» What this task involves
Would you please return all of the entries below exactly as shown?

» Available data
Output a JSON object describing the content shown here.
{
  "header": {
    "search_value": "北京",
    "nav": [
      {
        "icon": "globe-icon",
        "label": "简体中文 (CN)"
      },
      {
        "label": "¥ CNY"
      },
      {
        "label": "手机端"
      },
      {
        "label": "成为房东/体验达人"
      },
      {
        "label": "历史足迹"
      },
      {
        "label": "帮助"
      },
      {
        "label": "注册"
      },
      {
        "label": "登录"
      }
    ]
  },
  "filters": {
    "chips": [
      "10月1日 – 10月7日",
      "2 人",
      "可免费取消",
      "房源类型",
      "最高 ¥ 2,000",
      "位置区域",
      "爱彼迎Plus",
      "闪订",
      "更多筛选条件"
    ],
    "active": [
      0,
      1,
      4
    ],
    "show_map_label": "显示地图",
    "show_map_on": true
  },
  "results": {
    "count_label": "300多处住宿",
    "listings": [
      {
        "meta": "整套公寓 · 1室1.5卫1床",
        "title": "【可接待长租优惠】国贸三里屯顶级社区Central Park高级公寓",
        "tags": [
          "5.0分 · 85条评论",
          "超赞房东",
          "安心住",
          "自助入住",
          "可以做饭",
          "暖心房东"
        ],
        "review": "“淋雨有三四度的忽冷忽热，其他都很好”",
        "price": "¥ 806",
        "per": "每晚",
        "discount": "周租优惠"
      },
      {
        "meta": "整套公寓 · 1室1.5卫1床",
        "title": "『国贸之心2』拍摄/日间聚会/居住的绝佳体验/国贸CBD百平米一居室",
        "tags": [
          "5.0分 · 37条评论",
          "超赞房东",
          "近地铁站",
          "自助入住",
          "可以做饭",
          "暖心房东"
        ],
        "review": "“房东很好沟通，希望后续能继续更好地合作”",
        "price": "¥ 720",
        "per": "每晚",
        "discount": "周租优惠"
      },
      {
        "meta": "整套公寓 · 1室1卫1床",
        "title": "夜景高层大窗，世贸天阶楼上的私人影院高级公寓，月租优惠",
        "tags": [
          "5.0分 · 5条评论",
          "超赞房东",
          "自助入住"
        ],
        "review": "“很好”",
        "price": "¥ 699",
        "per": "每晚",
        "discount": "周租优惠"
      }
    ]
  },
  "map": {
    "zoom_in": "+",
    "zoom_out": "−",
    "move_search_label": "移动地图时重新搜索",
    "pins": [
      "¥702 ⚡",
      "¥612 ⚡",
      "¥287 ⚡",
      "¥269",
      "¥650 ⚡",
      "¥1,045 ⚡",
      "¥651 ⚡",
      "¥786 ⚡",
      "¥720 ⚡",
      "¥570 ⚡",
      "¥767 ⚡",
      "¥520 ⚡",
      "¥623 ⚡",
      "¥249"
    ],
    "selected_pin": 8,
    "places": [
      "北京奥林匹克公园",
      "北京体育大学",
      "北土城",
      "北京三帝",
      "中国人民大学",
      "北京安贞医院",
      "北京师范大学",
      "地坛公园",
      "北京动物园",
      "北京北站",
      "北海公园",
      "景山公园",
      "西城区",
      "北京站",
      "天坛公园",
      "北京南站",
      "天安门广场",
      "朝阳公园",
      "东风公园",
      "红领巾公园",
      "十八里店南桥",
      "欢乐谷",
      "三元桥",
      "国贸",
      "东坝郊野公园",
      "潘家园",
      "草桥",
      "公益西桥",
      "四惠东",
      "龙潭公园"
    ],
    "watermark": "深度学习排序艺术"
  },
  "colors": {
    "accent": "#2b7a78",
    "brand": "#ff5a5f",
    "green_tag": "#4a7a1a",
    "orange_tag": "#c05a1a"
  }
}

» Result below
Output a JSON object describing the content shown here.
{
  "header": {
    "search_value": "北京",
    "nav": [
      {
        "icon": "globe-icon",
        "label": "简体中文 (CN)"
      },
      {
        "label": "¥ CNY"
      },
      {
        "label": "手机端"
      },
      {
        "label": "成为房东/体验达人"
      },
      {
        "label": "历史足迹"
      },
      {
        "label": "帮助"
      },
      {
        "label": "注册"
      },
      {
        "label": "登录"
      }
    ]
  },
  "filters": {
    "chips": [
      "10月1日 – 10月7日",
      "2 人",
      "可免费取消",
      "房源类型",
      "最高 ¥ 2,000",
      "位置区域",
      "爱彼迎Plus",
      "闪订",
      "更多筛选条件"
    ],
    "active": [
      0,
      1,
      4
    ],
    "show_map_label": "显示地图",
    "show_map_on": true
  },
  "results": {
    "count_label": "300多处住宿",
    "listings": [
      {
        "meta": "整套公寓 · 1室1.5卫1床",
        "title": "【可接待长租优惠】国贸三里屯顶级社区Central Park高级公寓",
        "tags": [
          "5.0分 · 85条评论",
          "超赞房东",
          "安心住",
          "自助入住",
          "可以做饭",
          "暖心房东"
        ],
        "review": "“淋雨有三四度的忽冷忽热，其他都很好”",
        "price": "¥ 806",
        "per": "每晚",
        "discount": "周租优惠"
      },
      {
        "meta": "整套公寓 · 1室1.5卫1床",
        "title": "『国贸之心2』拍摄/日间聚会/居住的绝佳体验/国贸CBD百平米一居室",
        "tags": [
          "5.0分 · 37条评论",
          "超赞房东",
          "近地铁站",
          "自助入住",
          "可以做饭",
          "暖心房东"
        ],
        "review": "“房东很好沟通，希望后续能继续更好地合作”",
        "price": "¥ 720",
        "per": "每晚",
        "discount": "周租优惠"
      },
      {
        "meta": "整套公寓 · 1室1卫1床",
        "title": "夜景高层大窗，世贸天阶楼上的私人影院高级公寓，月租优惠",
        "tags": [
          "5.0分 · 5条评论",
          "超赞房东",
          "自助入住"
        ],
        "review": "“很好”",
        "price": "¥ 699",
        "per": "每晚",
        "discount": "周租优惠"
      }
    ]
  },
  "map": {
    "zoom_in": "+",
    "zoom_out": "−",
    "move_search_label": "移动地图时重新搜索",
    "pins": [
      "¥702 ⚡",
      "¥612 ⚡",
      "¥287 ⚡",
      "¥269",
      "¥650 ⚡",
      "¥1,045 ⚡",
      "¥651 ⚡",
      "¥786 ⚡",
      "¥720 ⚡",
      "¥570 ⚡",
      "¥767 ⚡",
      "¥520 ⚡",
      "¥623 ⚡",
      "¥249"
    ],
    "selected_pin": 8,
    "places": [
      "北京奥林匹克公园",
      "北京体育大学",
      "北土城",
      "北京三帝",
      "中国人民大学",
      "北京安贞医院",
      "北京师范大学",
      "地坛公园",
      "北京动物园",
      "北京北站",
      "北海公园",
      "景山公园",
      "西城区",
      "北京站",
      "天坛公园",
      "北京南站",
      "天安门广场",
      "朝阳公园",
      "东风公园",
      "红领巾公园",
      "十八里店南桥",
      "欢乐谷",
      "三元桥",
      "国贸",
      "东坝郊野公园",
      "潘家园",
      "草桥",
      "公益西桥",
      "四惠东",
      "龙潭公园"
    ],
    "watermark": "深度学习排序艺术"
  },
  "colors": {
    "accent": "#2b7a78",
    "brand": "#ff5a5f",
    "green_tag": "#4a7a1a",
    "orange_tag": "#c05a1a"
  }
}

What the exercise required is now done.